→ What is required: In the records below, some lines contain the word "提升下单转化率". Copy each of them.

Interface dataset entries
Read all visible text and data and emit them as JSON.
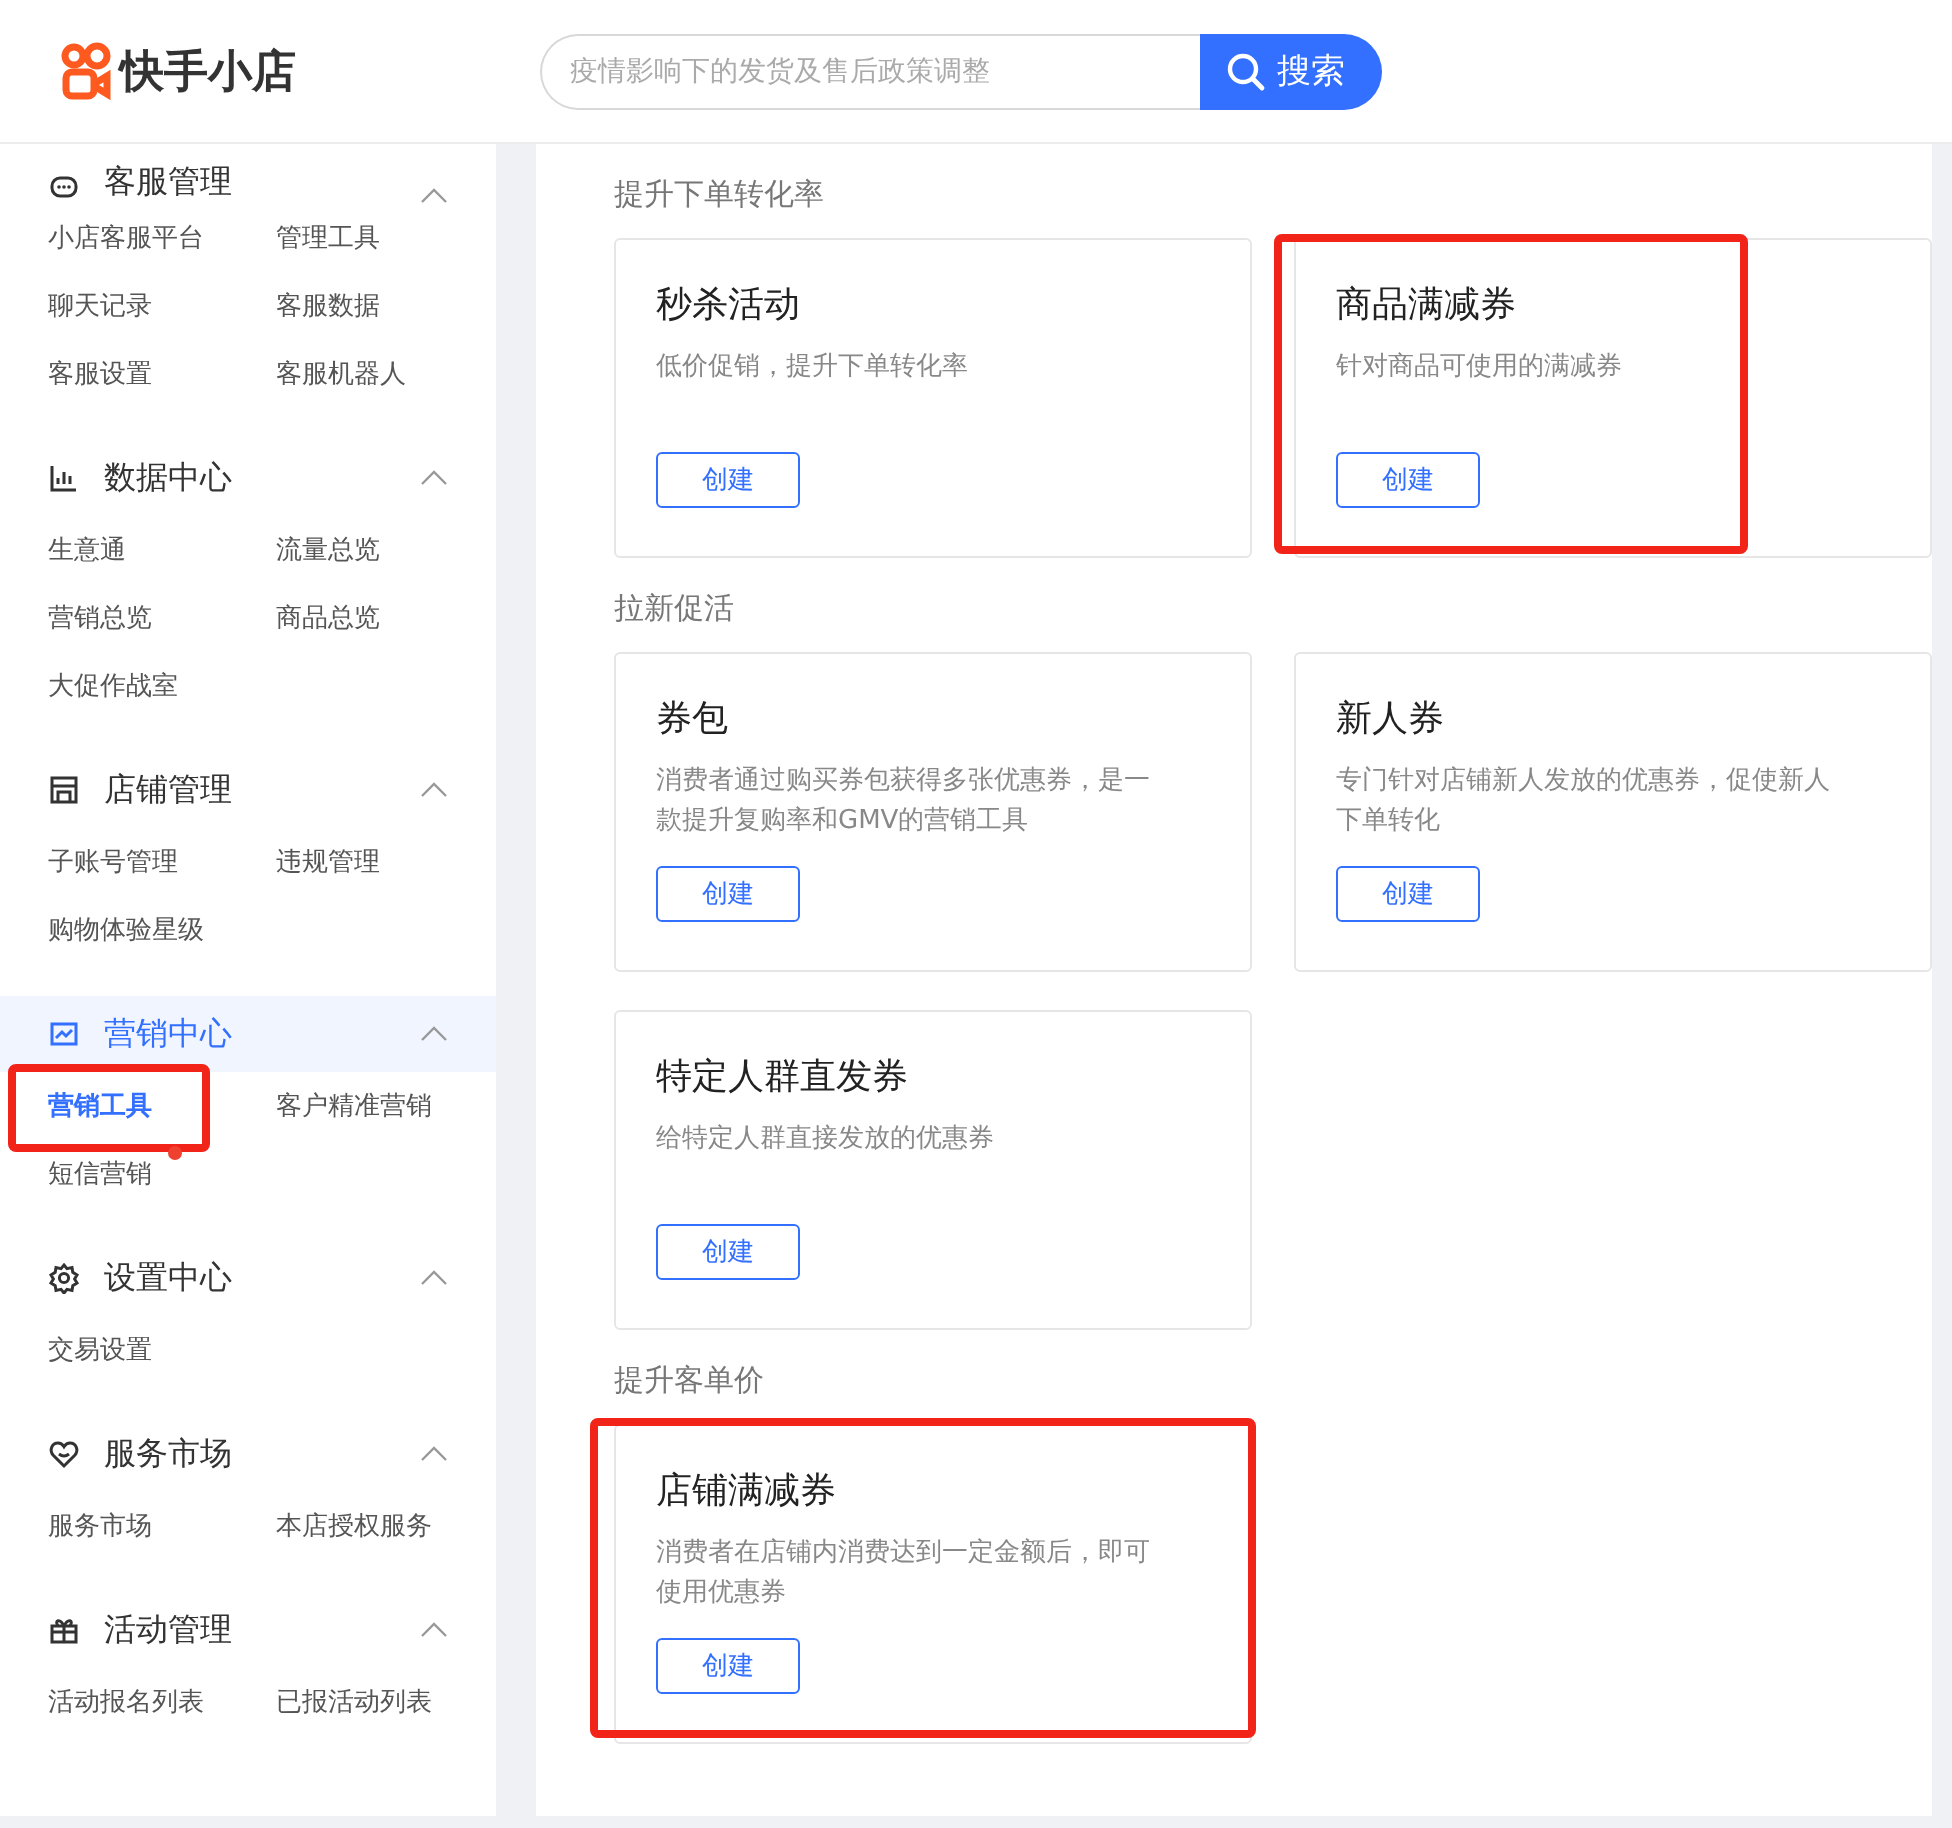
{
  "header": {
    "logo_text": "快手小店",
    "search": {
      "placeholder": "疫情影响下的发货及售后政策调整",
      "button": "搜索"
    }
  },
  "sidebar": {
    "groups": [
      {
        "title": "客服管理",
        "expanded": true,
        "selected": false,
        "items": [
          {
            "label": "小店客服平台",
            "selected": false
          },
          {
            "label": "管理工具",
            "selected": false
          },
          {
            "label": "聊天记录",
            "selected": false
          },
          {
            "label": "客服数据",
            "selected": false
          },
          {
            "label": "客服设置",
            "selected": false
          },
          {
            "label": "客服机器人",
            "selected": false
          }
        ]
      },
      {
        "title": "数据中心",
        "expanded": true,
        "selected": false,
        "items": [
          {
            "label": "生意通",
            "selected": false
          },
          {
            "label": "流量总览",
            "selected": false
          },
          {
            "label": "营销总览",
            "selected": false
          },
          {
            "label": "商品总览",
            "selected": false
          },
          {
            "label": "大促作战室",
            "selected": false
          }
        ]
      },
      {
        "title": "店铺管理",
        "expanded": true,
        "selected": false,
        "items": [
          {
            "label": "子账号管理",
            "selected": false
          },
          {
            "label": "违规管理",
            "selected": false
          },
          {
            "label": "购物体验星级",
            "selected": false
          }
        ]
      },
      {
        "title": "营销中心",
        "expanded": true,
        "selected": true,
        "items": [
          {
            "label": "营销工具",
            "selected": true,
            "highlighted": true
          },
          {
            "label": "客户精准营销",
            "selected": false
          },
          {
            "label": "短信营销",
            "selected": false,
            "dot": true
          }
        ]
      },
      {
        "title": "设置中心",
        "expanded": true,
        "selected": false,
        "items": [
          {
            "label": "交易设置",
            "selected": false
          }
        ]
      },
      {
        "title": "服务市场",
        "expanded": true,
        "selected": false,
        "items": [
          {
            "label": "服务市场",
            "selected": false
          },
          {
            "label": "本店授权服务",
            "selected": false
          }
        ]
      },
      {
        "title": "活动管理",
        "expanded": true,
        "selected": false,
        "items": [
          {
            "label": "活动报名列表",
            "selected": false
          },
          {
            "label": "已报活动列表",
            "selected": false
          }
        ]
      }
    ]
  },
  "sections": [
    {
      "title": "提升下单转化率",
      "cards": [
        {
          "title": "秒杀活动",
          "description": "低价促销，提升下单转化率",
          "button": "创建",
          "highlighted": false
        },
        {
          "title": "商品满减券",
          "description": "针对商品可使用的满减券",
          "button": "创建",
          "highlighted": true
        }
      ]
    },
    {
      "title": "拉新促活",
      "cards": [
        {
          "title": "券包",
          "description": "消费者通过购买券包获得多张优惠券，是一款提升复购率和GMV的营销工具",
          "button": "创建",
          "highlighted": false
        },
        {
          "title": "新人券",
          "description": "专门针对店铺新人发放的优惠券，促使新人下单转化",
          "button": "创建",
          "highlighted": false
        },
        {
          "title": "特定人群直发券",
          "description": "给特定人群直接发放的优惠券",
          "button": "创建",
          "highlighted": false
        }
      ]
    },
    {
      "title": "提升客单价",
      "cards": [
        {
          "title": "店铺满减券",
          "description": "消费者在店铺内消费达到一定金额后，即可使用优惠券",
          "button": "创建",
          "highlighted": true
        }
      ]
    }
  ]
}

→ Expected answer:
      "title": "提升下单转化率",
          "description": "低价促销，提升下单转化率",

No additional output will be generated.